— Work item —
Which of the lines in the listing that follows hold "initials"? Pull each one out.
##### Data to process
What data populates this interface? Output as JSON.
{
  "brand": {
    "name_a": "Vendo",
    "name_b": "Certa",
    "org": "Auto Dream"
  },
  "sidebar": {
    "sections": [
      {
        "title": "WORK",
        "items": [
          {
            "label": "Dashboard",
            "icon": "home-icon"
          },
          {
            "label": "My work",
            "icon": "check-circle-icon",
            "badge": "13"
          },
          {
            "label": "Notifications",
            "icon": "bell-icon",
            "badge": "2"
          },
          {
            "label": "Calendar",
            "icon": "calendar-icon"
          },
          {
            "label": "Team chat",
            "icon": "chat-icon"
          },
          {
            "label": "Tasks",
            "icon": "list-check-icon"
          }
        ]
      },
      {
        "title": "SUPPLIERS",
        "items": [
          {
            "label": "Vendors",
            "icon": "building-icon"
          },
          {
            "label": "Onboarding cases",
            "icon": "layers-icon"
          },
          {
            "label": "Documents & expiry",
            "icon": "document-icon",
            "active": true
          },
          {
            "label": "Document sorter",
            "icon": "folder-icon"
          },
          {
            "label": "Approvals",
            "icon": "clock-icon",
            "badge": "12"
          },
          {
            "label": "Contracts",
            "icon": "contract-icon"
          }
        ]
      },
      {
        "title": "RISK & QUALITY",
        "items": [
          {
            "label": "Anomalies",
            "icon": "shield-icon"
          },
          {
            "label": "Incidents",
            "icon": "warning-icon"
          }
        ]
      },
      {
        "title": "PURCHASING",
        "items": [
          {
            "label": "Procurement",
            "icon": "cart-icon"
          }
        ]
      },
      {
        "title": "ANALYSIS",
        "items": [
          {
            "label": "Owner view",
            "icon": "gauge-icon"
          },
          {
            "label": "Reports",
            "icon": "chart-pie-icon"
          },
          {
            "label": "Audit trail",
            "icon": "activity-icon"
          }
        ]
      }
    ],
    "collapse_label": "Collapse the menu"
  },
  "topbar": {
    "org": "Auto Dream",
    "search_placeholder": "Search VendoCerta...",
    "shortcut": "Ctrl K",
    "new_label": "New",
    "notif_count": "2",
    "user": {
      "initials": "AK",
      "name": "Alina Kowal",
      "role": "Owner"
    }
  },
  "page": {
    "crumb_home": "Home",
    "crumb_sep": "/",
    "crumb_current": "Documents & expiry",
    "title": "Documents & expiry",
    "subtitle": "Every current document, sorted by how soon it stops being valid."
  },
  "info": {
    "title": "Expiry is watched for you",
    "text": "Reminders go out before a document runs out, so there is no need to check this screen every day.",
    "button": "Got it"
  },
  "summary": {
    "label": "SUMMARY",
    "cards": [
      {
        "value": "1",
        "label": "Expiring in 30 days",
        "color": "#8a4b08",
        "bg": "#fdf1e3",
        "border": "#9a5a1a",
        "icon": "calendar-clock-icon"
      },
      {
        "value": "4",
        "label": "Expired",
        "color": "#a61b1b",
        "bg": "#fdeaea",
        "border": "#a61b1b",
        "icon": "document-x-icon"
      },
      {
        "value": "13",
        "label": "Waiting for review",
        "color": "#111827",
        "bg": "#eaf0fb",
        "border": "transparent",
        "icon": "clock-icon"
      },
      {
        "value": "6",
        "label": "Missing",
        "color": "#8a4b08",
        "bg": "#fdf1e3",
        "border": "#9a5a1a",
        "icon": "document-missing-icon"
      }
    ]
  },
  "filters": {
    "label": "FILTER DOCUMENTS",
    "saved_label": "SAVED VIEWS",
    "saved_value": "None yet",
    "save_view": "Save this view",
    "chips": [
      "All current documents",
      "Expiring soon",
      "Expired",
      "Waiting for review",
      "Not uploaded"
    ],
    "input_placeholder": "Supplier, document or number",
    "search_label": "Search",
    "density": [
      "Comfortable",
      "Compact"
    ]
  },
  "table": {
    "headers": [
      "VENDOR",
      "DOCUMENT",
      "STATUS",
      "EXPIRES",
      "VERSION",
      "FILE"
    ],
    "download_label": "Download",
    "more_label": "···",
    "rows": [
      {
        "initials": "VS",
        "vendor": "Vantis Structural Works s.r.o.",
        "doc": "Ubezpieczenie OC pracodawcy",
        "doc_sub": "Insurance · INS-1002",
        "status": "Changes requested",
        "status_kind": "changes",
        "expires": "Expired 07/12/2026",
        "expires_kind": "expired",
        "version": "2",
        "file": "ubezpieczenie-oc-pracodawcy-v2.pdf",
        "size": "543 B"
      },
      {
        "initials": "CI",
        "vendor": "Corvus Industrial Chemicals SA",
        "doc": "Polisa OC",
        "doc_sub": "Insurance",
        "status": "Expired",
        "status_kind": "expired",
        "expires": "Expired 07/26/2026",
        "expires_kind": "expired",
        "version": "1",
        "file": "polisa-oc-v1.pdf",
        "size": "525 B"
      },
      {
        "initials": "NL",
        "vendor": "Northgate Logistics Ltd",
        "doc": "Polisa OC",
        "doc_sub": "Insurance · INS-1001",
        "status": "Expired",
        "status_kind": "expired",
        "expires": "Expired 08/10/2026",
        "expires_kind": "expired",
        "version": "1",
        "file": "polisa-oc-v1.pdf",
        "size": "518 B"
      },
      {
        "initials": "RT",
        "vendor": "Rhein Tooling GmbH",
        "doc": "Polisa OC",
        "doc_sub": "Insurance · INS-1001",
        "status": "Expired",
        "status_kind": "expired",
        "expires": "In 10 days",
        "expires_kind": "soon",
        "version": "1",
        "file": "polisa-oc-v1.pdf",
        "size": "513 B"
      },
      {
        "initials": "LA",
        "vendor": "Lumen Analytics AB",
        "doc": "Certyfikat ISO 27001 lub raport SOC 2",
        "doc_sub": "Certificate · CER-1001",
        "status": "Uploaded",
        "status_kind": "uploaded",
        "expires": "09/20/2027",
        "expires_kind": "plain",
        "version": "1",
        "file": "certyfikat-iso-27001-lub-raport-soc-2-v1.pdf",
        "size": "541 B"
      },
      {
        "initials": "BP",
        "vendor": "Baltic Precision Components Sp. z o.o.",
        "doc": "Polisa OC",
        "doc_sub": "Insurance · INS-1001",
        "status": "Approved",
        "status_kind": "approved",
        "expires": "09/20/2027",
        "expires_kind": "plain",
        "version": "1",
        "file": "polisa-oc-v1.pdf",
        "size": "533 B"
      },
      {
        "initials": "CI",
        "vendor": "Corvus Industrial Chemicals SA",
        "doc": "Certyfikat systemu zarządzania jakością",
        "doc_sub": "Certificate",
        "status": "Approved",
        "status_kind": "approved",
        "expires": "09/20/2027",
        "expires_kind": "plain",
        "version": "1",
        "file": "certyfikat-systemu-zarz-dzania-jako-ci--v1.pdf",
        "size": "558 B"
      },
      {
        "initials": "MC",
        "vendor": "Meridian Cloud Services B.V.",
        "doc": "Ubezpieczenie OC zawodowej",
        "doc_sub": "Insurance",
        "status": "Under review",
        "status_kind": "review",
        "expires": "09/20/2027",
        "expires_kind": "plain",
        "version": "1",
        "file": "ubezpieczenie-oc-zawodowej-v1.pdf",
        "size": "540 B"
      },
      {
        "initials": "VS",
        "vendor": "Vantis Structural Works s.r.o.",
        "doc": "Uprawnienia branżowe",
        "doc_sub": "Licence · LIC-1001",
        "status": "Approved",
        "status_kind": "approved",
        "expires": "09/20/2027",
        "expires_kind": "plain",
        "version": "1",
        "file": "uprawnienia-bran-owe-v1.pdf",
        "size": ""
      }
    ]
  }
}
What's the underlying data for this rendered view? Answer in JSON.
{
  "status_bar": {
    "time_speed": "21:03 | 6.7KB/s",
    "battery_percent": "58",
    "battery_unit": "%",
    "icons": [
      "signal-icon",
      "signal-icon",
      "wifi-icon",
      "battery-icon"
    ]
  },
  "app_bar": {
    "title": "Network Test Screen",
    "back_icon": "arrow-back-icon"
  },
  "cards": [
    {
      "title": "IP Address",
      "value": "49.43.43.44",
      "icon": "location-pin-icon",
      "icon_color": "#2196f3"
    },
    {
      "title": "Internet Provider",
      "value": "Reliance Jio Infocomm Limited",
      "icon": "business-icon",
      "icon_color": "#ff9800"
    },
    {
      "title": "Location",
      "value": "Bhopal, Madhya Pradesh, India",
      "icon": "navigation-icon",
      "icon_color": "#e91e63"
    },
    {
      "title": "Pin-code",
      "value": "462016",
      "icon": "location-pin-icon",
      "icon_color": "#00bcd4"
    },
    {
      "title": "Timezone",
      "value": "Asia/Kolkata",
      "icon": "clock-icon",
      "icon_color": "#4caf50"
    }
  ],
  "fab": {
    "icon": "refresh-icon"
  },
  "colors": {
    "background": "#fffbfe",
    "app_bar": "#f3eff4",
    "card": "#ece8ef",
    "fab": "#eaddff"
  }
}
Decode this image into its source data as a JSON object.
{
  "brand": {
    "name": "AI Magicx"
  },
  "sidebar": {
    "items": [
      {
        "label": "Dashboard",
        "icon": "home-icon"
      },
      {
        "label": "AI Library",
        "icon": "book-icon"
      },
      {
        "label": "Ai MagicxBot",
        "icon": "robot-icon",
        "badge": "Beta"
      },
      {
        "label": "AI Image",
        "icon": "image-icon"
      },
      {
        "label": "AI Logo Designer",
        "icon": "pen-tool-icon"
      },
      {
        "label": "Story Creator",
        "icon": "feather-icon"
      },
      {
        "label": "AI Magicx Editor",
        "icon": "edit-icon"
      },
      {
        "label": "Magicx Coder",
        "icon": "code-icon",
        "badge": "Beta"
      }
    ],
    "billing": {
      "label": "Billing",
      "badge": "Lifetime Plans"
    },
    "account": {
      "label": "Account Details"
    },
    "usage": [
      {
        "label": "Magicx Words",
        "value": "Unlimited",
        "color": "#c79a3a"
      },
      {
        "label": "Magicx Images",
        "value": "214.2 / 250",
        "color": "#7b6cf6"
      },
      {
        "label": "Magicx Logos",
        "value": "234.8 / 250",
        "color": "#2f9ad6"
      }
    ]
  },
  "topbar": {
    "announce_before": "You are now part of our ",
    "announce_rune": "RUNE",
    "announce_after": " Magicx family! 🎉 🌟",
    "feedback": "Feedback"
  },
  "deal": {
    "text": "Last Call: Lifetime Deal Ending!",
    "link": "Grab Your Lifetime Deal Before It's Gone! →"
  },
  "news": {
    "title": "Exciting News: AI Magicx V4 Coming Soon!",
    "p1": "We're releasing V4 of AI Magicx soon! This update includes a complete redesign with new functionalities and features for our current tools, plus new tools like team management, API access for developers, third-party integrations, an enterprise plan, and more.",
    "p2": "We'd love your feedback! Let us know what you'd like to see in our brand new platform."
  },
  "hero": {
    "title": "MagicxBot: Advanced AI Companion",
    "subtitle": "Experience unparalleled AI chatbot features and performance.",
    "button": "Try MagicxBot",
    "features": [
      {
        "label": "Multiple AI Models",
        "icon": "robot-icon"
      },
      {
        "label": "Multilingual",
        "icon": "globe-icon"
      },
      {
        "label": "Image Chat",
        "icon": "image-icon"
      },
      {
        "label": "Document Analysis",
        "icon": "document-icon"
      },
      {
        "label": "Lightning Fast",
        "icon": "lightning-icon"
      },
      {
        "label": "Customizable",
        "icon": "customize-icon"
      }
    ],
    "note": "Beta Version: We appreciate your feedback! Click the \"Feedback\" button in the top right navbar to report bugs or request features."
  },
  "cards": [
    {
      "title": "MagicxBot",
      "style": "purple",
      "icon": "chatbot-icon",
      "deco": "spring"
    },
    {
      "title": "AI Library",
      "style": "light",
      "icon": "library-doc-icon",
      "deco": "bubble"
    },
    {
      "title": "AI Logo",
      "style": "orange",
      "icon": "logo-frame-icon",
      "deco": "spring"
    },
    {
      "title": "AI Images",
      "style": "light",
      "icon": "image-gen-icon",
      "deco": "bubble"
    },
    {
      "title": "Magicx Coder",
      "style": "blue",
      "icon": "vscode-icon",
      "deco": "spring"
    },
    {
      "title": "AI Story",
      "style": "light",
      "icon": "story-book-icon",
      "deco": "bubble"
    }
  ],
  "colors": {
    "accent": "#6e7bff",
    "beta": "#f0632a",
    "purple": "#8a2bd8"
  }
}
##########
— Written solution —
      "initials": "AK",
        "initials": "VS",
        "initials": "CI",
        "initials": "NL",
        "initials": "RT",
        "initials": "LA",
        "initials": "BP",
        "initials": "CI",
        "initials": "MC",
        "initials": "VS",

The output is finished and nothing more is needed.